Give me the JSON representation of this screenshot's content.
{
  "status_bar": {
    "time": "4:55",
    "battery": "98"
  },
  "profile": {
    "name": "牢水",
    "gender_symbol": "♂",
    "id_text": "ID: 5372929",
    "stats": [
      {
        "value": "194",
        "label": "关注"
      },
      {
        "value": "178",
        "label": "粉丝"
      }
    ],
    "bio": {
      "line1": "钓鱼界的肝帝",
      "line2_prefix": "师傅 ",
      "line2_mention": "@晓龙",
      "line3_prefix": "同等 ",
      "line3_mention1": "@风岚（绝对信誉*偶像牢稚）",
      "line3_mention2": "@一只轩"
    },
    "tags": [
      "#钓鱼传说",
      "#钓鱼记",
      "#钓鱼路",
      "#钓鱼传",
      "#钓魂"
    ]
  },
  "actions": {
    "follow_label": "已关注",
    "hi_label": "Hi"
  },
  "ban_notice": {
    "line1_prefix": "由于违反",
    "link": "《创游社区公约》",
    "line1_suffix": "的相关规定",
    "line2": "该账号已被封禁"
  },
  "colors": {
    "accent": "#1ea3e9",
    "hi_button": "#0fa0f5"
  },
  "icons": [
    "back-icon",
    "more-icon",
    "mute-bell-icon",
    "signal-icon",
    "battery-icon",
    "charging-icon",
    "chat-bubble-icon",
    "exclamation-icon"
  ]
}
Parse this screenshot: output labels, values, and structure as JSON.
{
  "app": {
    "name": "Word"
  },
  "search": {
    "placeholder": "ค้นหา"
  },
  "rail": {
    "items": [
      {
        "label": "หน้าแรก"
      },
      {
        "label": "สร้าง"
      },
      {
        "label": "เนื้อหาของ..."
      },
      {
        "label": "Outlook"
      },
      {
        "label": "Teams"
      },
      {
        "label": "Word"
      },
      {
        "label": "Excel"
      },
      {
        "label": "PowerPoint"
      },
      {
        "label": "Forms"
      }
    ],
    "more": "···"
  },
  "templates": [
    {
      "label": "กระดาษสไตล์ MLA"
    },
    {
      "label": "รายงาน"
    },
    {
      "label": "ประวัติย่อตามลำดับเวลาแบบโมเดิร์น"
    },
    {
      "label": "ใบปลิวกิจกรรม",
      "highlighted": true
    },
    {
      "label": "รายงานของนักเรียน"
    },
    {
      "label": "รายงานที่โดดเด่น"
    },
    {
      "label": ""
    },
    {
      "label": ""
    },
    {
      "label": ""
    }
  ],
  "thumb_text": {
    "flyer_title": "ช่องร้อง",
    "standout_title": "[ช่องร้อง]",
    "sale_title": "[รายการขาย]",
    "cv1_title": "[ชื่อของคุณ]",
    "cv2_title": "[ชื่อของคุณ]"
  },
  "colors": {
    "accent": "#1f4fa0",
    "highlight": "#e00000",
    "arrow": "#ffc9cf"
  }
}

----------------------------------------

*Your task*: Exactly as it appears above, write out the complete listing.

*Answer area*:
Give me the JSON representation of this screenshot's content.
{
  "status_bar": {
    "time": "4:55",
    "battery": "98"
  },
  "profile": {
    "name": "牢水",
    "gender_symbol": "♂",
    "id_text": "ID: 5372929",
    "stats": [
      {
        "value": "194",
        "label": "关注"
      },
      {
        "value": "178",
        "label": "粉丝"
      }
    ],
    "bio": {
      "line1": "钓鱼界的肝帝",
      "line2_prefix": "师傅 ",
      "line2_mention": "@晓龙",
      "line3_prefix": "同等 ",
      "line3_mention1": "@风岚（绝对信誉*偶像牢稚）",
      "line3_mention2": "@一只轩"
    },
    "tags": [
      "#钓鱼传说",
      "#钓鱼记",
      "#钓鱼路",
      "#钓鱼传",
      "#钓魂"
    ]
  },
  "actions": {
    "follow_label": "已关注",
    "hi_label": "Hi"
  },
  "ban_notice": {
    "line1_prefix": "由于违反",
    "link": "《创游社区公约》",
    "line1_suffix": "的相关规定",
    "line2": "该账号已被封禁"
  },
  "colors": {
    "accent": "#1ea3e9",
    "hi_button": "#0fa0f5"
  },
  "icons": [
    "back-icon",
    "more-icon",
    "mute-bell-icon",
    "signal-icon",
    "battery-icon",
    "charging-icon",
    "chat-bubble-icon",
    "exclamation-icon"
  ]
}
Parse this screenshot: output labels, values, and structure as JSON.
{
  "app": {
    "name": "Word"
  },
  "search": {
    "placeholder": "ค้นหา"
  },
  "rail": {
    "items": [
      {
        "label": "หน้าแรก"
      },
      {
        "label": "สร้าง"
      },
      {
        "label": "เนื้อหาของ..."
      },
      {
        "label": "Outlook"
      },
      {
        "label": "Teams"
      },
      {
        "label": "Word"
      },
      {
        "label": "Excel"
      },
      {
        "label": "PowerPoint"
      },
      {
        "label": "Forms"
      }
    ],
    "more": "···"
  },
  "templates": [
    {
      "label": "กระดาษสไตล์ MLA"
    },
    {
      "label": "รายงาน"
    },
    {
      "label": "ประวัติย่อตามลำดับเวลาแบบโมเดิร์น"
    },
    {
      "label": "ใบปลิวกิจกรรม",
      "highlighted": true
    },
    {
      "label": "รายงานของนักเรียน"
    },
    {
      "label": "รายงานที่โดดเด่น"
    },
    {
      "label": ""
    },
    {
      "label": ""
    },
    {
      "label": ""
    }
  ],
  "thumb_text": {
    "flyer_title": "ช่องร้อง",
    "standout_title": "[ช่องร้อง]",
    "sale_title": "[รายการขาย]",
    "cv1_title": "[ชื่อของคุณ]",
    "cv2_title": "[ชื่อของคุณ]"
  },
  "colors": {
    "accent": "#1f4fa0",
    "highlight": "#e00000",
    "arrow": "#ffc9cf"
  }
}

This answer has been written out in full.